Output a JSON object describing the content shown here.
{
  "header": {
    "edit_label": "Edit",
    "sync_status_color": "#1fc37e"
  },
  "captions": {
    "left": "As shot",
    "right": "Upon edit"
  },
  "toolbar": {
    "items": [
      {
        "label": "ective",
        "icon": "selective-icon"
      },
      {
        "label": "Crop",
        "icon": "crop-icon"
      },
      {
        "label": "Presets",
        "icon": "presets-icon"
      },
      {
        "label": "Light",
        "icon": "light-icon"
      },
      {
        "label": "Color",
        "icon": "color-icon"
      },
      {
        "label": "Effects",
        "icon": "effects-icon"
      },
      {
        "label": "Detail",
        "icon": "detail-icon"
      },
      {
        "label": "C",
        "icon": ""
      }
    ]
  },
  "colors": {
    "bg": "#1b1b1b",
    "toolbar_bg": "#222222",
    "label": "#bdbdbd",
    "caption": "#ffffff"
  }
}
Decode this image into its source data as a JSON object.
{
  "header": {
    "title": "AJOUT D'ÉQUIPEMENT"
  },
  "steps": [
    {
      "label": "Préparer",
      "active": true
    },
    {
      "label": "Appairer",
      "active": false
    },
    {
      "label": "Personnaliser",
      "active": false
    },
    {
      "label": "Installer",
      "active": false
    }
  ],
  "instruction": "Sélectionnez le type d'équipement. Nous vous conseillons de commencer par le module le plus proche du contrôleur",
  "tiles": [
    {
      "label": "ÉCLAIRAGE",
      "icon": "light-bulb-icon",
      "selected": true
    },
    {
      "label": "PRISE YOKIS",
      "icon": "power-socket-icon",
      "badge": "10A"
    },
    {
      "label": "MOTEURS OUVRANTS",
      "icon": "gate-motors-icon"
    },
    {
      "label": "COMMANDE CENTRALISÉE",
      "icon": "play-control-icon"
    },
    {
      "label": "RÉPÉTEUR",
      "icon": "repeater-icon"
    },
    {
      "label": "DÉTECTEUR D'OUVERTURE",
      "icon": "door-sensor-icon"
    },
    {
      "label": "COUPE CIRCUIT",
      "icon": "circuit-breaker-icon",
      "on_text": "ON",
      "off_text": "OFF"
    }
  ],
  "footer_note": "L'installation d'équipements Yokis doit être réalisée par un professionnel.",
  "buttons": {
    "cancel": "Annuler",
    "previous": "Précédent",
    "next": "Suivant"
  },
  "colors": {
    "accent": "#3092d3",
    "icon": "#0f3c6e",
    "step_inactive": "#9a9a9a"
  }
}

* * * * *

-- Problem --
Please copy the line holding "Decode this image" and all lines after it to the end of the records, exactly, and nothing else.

-- Answer section --
Decode this image into its source data as a JSON object.
{
  "header": {
    "title": "AJOUT D'ÉQUIPEMENT"
  },
  "steps": [
    {
      "label": "Préparer",
      "active": true
    },
    {
      "label": "Appairer",
      "active": false
    },
    {
      "label": "Personnaliser",
      "active": false
    },
    {
      "label": "Installer",
      "active": false
    }
  ],
  "instruction": "Sélectionnez le type d'équipement. Nous vous conseillons de commencer par le module le plus proche du contrôleur",
  "tiles": [
    {
      "label": "ÉCLAIRAGE",
      "icon": "light-bulb-icon",
      "selected": true
    },
    {
      "label": "PRISE YOKIS",
      "icon": "power-socket-icon",
      "badge": "10A"
    },
    {
      "label": "MOTEURS OUVRANTS",
      "icon": "gate-motors-icon"
    },
    {
      "label": "COMMANDE CENTRALISÉE",
      "icon": "play-control-icon"
    },
    {
      "label": "RÉPÉTEUR",
      "icon": "repeater-icon"
    },
    {
      "label": "DÉTECTEUR D'OUVERTURE",
      "icon": "door-sensor-icon"
    },
    {
      "label": "COUPE CIRCUIT",
      "icon": "circuit-breaker-icon",
      "on_text": "ON",
      "off_text": "OFF"
    }
  ],
  "footer_note": "L'installation d'équipements Yokis doit être réalisée par un professionnel.",
  "buttons": {
    "cancel": "Annuler",
    "previous": "Précédent",
    "next": "Suivant"
  },
  "colors": {
    "accent": "#3092d3",
    "icon": "#0f3c6e",
    "step_inactive": "#9a9a9a"
  }
}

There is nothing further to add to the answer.